By James Poulos.
Convinced California’s prison population still must be lowered, Gov. Jerry Brown has begun to push a ballot initiative that would forgive some felons.
The initiative’s details, first announced in late January, “would amend the fixed-sentence law Brown signed in 1976, to make prisoners found guilty of a non-serious, non-violent and non-sexual crimes eligible for parole,” according to the Huffington Post.”The governor estimated this might make as many as 7,000 inmates eligible to seek parole.”
In addition, HuffPost noted, Brown’s initiative would also call for a “credit system” of “time off for good behavior, to be run by prison officials, which might affect even more inmates than would the changes in parole eligibility.” The mechanics governing that kind of regime would be left to lawmakers or regulators.
Aware of the prospect of law-and-order pushback — at a time when populism has captivated many of his California critics — Brown “enlisted a platoon of law enforcement leaders — including San Diego District Attorney Bonnie Dumanis — to join him when he” rolled out the shorter-sentences measure, noted KQED.

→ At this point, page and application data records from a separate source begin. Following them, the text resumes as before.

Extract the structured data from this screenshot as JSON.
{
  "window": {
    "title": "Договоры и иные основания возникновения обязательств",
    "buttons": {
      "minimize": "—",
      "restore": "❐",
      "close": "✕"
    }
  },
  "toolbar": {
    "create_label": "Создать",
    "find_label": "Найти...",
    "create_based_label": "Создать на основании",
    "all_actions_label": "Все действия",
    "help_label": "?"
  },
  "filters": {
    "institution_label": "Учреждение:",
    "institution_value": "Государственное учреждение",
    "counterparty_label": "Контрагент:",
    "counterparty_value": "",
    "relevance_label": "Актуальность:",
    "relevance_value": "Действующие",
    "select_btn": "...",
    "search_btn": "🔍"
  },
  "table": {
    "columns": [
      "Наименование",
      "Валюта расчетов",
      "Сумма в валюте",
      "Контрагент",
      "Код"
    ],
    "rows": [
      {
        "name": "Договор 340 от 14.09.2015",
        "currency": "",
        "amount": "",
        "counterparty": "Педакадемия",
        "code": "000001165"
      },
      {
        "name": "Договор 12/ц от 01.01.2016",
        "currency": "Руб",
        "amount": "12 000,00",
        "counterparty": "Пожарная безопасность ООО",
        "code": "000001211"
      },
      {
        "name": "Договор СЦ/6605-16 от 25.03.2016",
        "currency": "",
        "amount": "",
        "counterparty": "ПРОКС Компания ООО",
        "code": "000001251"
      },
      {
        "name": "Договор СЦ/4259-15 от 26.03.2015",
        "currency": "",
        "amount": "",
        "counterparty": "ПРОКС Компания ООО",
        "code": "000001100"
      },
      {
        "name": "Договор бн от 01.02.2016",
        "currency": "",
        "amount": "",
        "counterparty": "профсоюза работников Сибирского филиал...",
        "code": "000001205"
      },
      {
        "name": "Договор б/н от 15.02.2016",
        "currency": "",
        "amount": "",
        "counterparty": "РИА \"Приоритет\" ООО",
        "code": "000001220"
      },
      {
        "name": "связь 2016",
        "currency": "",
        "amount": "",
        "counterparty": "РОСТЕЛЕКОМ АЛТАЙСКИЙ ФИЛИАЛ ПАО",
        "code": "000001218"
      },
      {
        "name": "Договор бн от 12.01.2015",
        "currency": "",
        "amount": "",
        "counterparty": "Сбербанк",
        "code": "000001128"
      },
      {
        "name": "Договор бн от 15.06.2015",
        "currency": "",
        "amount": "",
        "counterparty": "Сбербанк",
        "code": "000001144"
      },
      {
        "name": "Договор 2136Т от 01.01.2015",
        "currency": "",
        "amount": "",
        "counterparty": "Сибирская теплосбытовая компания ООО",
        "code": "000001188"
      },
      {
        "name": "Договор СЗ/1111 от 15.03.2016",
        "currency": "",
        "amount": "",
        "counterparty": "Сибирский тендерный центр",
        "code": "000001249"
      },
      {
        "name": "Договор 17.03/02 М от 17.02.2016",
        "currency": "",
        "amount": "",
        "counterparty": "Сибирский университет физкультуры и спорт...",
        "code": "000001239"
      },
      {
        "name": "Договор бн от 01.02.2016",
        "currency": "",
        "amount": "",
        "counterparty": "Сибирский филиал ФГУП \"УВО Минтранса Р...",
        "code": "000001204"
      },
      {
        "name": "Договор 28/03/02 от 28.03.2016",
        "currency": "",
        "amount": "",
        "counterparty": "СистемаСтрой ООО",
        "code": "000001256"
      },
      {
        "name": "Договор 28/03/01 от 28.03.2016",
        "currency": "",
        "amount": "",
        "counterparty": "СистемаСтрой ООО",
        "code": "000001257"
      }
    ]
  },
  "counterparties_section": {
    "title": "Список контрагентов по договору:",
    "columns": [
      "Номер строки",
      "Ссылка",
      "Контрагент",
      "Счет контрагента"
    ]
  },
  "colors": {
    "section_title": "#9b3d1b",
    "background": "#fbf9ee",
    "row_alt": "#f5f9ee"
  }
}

“But those individual voices apparently did not portend a ringing endorsement from other prosecutors across the state: On Thursday, the California District Attorneys Association’s 17-member board of directors voted to oppose the initiative, with just one member abstaining,” the station reported. “The CDAA represents the state’s 58 district attorneys and is a political force in Sacramento. The group’s opposition to Brown’s ballot proposal may explain in part why he choose to go to the ballot instead of going through the state Legislature.”
Lining up opposition
Further fulfilling political expectations, prominent Republicans moved to mobilize support against Brown. In a mailing list email, former Republican Gov. Pete Wilson slammed the would-be law. “The initiative should be entitled ‘The Dangerous Streets Act: A Retreat to Lenient Sentencing of California’s Violent and Serious Criminals.’ If passed, it will undo the protections that were enacted to safeguard Californians from becoming crime victims in the ’70s, ’80s and ’90s,” wrote Wilson, as Debra Saundersobserved at the San Francisco Chronicle. Saunders continued:
“Like Wilson, Michael Rushford of the tough-on-crime Criminal Justice Legal Foundation sees Brown’s plan as an evisceration of California’s landmark Three Strikes Sentencing Law and the state’s Victims’ Bill of Rights — both successful ballot measures that enhanced penalties for repeat offenders. They believe that realignment and Prop. 47 have led to the release of too many bad guys.”
For Brown, however, the proposed initiative would simply continue to reform what even critics acknowledge has long been a dysfunctional and at times abusive prison system. Already, Brown “has approved parole for roughly 2,300 lifers convicted of murder and about 450 lifers sentenced for lesser offenses — a revolution in a state that released only two lifers during former governor Gray Davis’s entire four-year term,” as the Washington Post observed.
Nevertheless, as the paper reported, Brown has faced a conundrum in following court orders to thin out the state’s incarcerated population: “As many as 90 percent of inmates in 2013 had either a violent or serious felony conviction, according to the Public Policy Institute of California. That left the state with little choice for bringing prisoner counts down.”
Compounding the trouble, cost savings Brown promised for changing course have yet to materialize. “Federal judges required the state to reduce the headcount in the state’s 34 main adult prisons more than officials wished, according to the revised long-term plan Brown’s administration released Wednesday at the insistence of state lawmakers,” the Orange County Register noted. That change, said officials, lead to “a $3 billion annual difference between the promised savings and the $10.5 billion corrections department budget Gov. Jerry Brown proposed earlier this month, in part because the state also chose to boost the number of prison beds available.”
And in the wake of a withering state report on the culture of abuse that persists in the prison system, incoming secretary of the Department of Corrections and Rehabilitation Scott Kernan has vowed to invest in new leadership and diversity training programs for guards and other employees.